Every time Shuichi Saito goes home, he has to suit up to protect himself from radiation.
“We’re allowed in 15 times a year,” Saito told CBS News, on a trip back to his home near where a typhoon caused the Fukishima nuclear plant to leak dangerous amounts of radiation three years ago. “But, as my home and grounds deteriorate, as the weeds take over, it’s depressing.”
Like many of her neighbours, Satomi Inokoshi worries that her gritty hometown is being spoiled by the newcomers and the money that have rolled into Iwaki since the Fukushima nuclear disaster almost three and a half years ago.
“Iwaki is changing – and not for the good,” said Inokoshi, 55, who echoes a sentiment widely heard in this town of almost 300,000 where the economic boom that followed the worst nuclear accident since Chernobyl has brought its own disruption.
Soil contaminated after Japan’s 2011 Fukushima nuclear power plant meltdown will be stored in a facility straddling two small towns within the hard-hit region, the government announced Monday. The radioactive waste promised to be a “major burden” for residents, Fukushima Governor Yuhei Sato said as he announced the decision. “In order for Fukushima’s speedy recovery, I have made the painful decision to allow for the construction work,” Sato said. Soil now collected from various cleanup sites is now stored in black bags in more than 600 temporary lots outside the evacuation zones, raising health and safety concerns.
The Saturday announcement by Fukushima Gov. Yuhei Sato that he will allow the construction of an interim storage facility in the prefecture for radioactively contaminated soil and other waste is a significant step toward the start of transporting waste to the facility in January next year.
One factor in Sato’s decision was the harsh reality that more than three years after the outbreak of the nuclear crisis at the Fukushima No. 1 nuclear power plant, Fukushima Prefecture is dotted with large piles of contaminated soil.
In the aftermath of the earthquake and tsunami that hit Japan on 11 March 2011, the Daiichi nuclear plant in Fukushima was badly wrecked in a series of meltdowns and explosions that severely damaged three reactors and one spent-fuel pool.

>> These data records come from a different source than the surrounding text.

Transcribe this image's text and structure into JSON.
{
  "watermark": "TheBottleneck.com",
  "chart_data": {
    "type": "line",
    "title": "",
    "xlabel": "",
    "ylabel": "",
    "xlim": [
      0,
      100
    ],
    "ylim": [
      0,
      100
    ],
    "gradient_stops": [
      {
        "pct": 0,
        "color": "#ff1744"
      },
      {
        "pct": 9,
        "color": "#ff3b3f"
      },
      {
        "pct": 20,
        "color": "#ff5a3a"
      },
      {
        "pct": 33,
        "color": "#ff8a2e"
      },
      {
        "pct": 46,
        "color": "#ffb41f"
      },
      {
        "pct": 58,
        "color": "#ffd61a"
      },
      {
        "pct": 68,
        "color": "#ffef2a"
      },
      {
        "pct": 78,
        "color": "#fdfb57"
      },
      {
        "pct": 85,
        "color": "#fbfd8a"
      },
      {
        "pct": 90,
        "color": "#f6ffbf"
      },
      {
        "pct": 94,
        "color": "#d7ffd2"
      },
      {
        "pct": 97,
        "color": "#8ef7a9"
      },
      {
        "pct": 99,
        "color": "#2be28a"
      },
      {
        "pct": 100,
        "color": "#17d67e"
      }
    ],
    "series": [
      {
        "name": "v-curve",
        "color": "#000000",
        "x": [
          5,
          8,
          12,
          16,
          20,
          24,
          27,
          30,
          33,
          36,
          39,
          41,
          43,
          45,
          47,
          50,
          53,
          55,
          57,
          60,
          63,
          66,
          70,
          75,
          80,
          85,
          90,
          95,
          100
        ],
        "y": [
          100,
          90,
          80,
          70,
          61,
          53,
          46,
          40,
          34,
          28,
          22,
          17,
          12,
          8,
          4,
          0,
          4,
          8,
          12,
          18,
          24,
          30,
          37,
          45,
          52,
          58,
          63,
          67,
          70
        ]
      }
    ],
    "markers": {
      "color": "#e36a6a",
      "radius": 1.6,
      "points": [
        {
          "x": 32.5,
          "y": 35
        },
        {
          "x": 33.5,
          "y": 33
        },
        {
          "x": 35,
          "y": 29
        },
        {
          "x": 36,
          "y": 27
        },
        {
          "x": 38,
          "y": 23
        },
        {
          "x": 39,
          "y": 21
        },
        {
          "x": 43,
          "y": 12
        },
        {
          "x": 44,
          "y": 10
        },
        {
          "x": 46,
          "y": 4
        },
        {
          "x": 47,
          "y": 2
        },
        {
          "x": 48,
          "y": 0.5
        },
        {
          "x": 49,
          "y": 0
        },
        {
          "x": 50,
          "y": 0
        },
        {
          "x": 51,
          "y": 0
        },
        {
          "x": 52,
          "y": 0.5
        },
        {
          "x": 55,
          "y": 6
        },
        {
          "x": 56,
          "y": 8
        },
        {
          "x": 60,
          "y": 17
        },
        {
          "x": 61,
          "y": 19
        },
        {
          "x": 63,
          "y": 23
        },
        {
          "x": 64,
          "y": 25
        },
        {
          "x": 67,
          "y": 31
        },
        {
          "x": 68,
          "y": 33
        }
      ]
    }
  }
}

The accident released enormous quantities of radionuclides (radioactive material) into the atmosphere and the sea. This led to the government setting up exclusion zones in regions around the plant and the evacuation of over 155,000 residents.
The chief of the Fukushima No. 1 nuclear plant said in testimony before his death that he feared the core meltdowns he was trying to contain in March 2011 would cause catastrophic damage to eastern Japan, government documents show.
“Our image was a catastrophe for eastern Japan,” Masao Yoshida told a government panel probing the Fukushima nuclear crisis. “I thought we were really dead.”